The story begins with the death of Cumhal, leader of the Fianna, at the hands of Goll mac Morna. Cumhal’s wife Muirne was pregnant at the time and eventually gave birth to their son, Demne. Fearing for his safety, she sends him to be raised by Cumhal’s sister, the druidess Bodhmall, and her companion Liath Luachra. The two warrior women raise him and accompany him on several adventures, including one in which he receives his nickname, Fionn (the fair; the pale).
He developed great wisdom after inadvertently tasting the salmon of wisdom which granted universal knowledge to whoever consumed it. The salmon, which dwelled in the pool of Fés, was coveted seven years by Finn’s mentor, the poet Finn Éces.
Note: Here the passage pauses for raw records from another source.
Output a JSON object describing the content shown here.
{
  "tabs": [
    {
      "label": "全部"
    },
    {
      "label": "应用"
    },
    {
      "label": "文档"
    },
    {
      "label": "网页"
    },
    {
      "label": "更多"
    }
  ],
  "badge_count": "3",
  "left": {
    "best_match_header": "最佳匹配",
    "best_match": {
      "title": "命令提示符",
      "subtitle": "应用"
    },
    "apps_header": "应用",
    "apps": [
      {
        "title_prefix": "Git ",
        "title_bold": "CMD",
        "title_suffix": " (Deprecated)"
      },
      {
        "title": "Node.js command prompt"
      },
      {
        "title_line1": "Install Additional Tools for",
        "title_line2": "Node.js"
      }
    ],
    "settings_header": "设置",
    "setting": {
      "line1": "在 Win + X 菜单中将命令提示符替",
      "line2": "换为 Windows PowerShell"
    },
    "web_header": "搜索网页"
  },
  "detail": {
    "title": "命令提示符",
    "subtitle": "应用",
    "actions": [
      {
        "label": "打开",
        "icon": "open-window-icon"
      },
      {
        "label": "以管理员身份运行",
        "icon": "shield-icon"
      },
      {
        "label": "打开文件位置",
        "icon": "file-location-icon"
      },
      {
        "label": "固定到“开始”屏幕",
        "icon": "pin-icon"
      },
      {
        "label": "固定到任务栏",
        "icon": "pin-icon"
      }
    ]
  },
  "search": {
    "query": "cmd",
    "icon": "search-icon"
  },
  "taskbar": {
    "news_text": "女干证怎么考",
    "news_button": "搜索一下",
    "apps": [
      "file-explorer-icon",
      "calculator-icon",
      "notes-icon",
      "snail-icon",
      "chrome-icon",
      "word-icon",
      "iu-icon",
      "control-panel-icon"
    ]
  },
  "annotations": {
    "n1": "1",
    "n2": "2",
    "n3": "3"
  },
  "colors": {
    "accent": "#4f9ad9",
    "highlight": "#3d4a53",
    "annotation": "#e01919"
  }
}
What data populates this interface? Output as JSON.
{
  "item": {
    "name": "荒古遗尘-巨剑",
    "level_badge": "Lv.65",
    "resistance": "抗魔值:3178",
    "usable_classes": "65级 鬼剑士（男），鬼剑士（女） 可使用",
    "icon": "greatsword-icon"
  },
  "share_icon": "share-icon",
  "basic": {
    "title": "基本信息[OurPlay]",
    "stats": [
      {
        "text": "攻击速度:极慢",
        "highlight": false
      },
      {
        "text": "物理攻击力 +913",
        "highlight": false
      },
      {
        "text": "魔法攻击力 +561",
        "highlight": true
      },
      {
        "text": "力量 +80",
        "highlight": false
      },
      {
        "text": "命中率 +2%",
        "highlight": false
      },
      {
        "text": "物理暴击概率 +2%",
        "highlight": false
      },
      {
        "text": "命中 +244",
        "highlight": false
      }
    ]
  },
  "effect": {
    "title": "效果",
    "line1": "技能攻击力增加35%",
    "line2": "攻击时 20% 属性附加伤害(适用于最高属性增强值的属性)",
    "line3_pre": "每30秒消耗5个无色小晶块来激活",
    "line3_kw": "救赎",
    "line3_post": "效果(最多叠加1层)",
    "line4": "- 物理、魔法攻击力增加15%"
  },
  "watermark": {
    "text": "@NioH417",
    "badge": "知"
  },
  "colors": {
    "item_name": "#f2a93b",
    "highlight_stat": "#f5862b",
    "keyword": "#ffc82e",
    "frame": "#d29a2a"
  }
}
Finn cooked the salmon, obeying his mentor’s instruction not to partake any of the salmon before serving it to him, but burnt his thumb while cooking and sucked it, thereby receiving its gift of wisdom. (Though it is not stated, it is inferred that this was a Salmon of Wisdom that ate the hazelnuts at the Well of Segais.)
Fionn travels to the capital of ancient Ireland, Tara, which for the last 23 years had been set aflame each Samhain by Aillén the Burner, one of the Tuatha Dé Danann, often described as an evil goblin. Aillén played the harp and was known to sing beautiful songs. Aillén’s annual visitation to Tara was from an underwater, otherworld paradise realm inhabited by deities, from which few mortals were granted access, Mag Mell (Magh Meall – modern Irish), ruled over by Manannán mac Lir.
The ruler who had killed Fionn’s father, Goll mac Morna, and the Fianna are powerless to stop Aillén’s destruction since he puts everyone to sleep with a magical tune.
Fionn inhales poison from his own spear to prevent sleep, and laid in wait for Aillén to get near. As soon as the goblin was in striking distance, Fionn stabbed him with the spear, killing the goblin to the joy of many.
Fionn then reveals his true identity to the court, and the king grants Fionn his rightful position as leader of the Fianna. Goll steps down, and engages in a truce.
From that day forward, the event was celebrated with a huge Bonfire that acted as a beacon of hope atop the Hill of Tara. When the flames were seen other bonfires were lit, uniting ancient Ireland in it’s celebration of Samhain as a remembrance to its wise ruler, Fionn mac Cumhaill.